Obama, of course, is Time’s Person of the Year. See here.
The piece begins…
You probably sat in a fancier conference room the last time you refinanced or heard a pitch about life insurance. There’s a table, some off-brand mesh office chairs, a bookcase that looks as if it had been put together with an Allen wrench and instructions in Swedish.
To reach this room, you pass through a cubicle farm lightly populated by quiet young people. Either they have just arrived or they are just leaving, because their desks are almost bare. The place has a vaguely familiar feel to it, this air of transient shabbiness and nondescriptitude. You can’t quite put your finger on it …
"It’s like the set of The Office," someone offers.
It is here that we find Barack Obama one soul-freezingly cold December day, mentally unpacking the crate of crushing problems — some old, some new, all ugly — that he is about to inherit as the 44th President of the United States. Most of his hours inside the presidential-transition office are spent in this bland and bare-bones room. You would think the President-elect — a guy who draws 100,000 people to a speech in St. Louis, Mo., who raises three-quarters of a billion dollars, who is facing the toughest first year since Franklin Roosevelt’s — might merit a leather chair. Maybe a credenza? A hutch?
Now wait a second. Obama’s campaign headquarters is in the Kluczynski Federal Building in Chicago designed by Mies. So a federally-owned building likely is pretty bare-bones inside, but no mention of Mies?
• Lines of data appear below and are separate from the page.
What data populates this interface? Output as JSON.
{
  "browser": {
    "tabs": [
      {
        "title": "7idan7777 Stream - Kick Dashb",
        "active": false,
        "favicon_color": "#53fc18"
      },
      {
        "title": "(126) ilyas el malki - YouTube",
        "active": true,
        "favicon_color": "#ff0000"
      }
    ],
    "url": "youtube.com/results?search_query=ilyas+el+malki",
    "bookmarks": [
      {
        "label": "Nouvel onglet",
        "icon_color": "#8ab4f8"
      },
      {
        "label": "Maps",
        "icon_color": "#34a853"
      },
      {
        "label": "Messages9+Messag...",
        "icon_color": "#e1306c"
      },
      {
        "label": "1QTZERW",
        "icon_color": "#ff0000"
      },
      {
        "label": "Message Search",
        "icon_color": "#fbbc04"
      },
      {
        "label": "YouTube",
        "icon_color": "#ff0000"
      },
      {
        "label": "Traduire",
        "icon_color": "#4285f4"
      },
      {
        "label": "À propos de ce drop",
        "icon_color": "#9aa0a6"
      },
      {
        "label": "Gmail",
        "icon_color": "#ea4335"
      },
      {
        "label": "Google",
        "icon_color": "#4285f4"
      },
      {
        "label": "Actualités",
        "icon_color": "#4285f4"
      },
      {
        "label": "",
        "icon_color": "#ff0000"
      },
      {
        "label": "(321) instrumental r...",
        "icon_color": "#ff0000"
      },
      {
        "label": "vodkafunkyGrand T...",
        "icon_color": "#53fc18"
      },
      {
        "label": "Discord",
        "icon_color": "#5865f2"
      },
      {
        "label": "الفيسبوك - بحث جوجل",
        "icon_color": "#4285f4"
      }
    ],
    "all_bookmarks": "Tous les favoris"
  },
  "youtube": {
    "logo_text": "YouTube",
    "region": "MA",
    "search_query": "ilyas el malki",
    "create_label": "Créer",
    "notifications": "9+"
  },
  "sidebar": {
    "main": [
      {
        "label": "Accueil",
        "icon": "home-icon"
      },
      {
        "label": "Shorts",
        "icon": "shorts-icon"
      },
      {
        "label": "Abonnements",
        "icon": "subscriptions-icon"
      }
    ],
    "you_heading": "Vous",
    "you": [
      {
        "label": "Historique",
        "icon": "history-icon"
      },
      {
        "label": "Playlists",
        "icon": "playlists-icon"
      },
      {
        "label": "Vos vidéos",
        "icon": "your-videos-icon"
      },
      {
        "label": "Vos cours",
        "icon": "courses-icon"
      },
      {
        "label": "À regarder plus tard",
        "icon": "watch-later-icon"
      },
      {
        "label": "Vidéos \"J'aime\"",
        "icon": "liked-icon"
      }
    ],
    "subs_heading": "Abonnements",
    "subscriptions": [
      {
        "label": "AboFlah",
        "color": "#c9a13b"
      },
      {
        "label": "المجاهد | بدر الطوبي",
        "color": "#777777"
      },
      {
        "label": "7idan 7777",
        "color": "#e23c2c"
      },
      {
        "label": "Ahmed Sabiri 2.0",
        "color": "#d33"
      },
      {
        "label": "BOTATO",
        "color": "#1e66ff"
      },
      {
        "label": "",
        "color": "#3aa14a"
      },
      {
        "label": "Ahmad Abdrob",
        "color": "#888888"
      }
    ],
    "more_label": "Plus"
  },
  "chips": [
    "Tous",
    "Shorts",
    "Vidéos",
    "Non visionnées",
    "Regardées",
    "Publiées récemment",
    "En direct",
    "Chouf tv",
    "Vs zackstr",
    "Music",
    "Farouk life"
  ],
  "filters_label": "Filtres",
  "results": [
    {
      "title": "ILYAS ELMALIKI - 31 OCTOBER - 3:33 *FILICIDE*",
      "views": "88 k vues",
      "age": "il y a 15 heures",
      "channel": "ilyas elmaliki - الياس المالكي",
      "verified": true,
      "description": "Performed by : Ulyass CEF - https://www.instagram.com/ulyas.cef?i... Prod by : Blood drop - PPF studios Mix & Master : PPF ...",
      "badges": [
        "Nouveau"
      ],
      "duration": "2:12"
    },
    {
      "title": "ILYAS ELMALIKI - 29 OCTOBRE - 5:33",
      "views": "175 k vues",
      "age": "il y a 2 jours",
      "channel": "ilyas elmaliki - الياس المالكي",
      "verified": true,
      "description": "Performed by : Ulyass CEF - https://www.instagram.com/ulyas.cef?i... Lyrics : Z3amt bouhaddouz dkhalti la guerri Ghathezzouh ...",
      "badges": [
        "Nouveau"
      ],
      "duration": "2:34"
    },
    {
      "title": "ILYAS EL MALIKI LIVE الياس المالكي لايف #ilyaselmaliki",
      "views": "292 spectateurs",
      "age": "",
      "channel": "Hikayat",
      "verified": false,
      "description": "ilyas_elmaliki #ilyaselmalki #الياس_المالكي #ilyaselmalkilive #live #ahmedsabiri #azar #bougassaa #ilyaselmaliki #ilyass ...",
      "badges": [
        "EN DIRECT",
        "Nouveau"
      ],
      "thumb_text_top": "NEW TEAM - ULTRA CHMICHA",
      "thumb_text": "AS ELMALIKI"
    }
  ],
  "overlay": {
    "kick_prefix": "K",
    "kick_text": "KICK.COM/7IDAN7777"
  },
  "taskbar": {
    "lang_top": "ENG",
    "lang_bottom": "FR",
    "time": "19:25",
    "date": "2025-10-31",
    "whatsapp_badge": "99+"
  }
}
No mention of a man Time magazine called a "disciplinarian for a confused age"?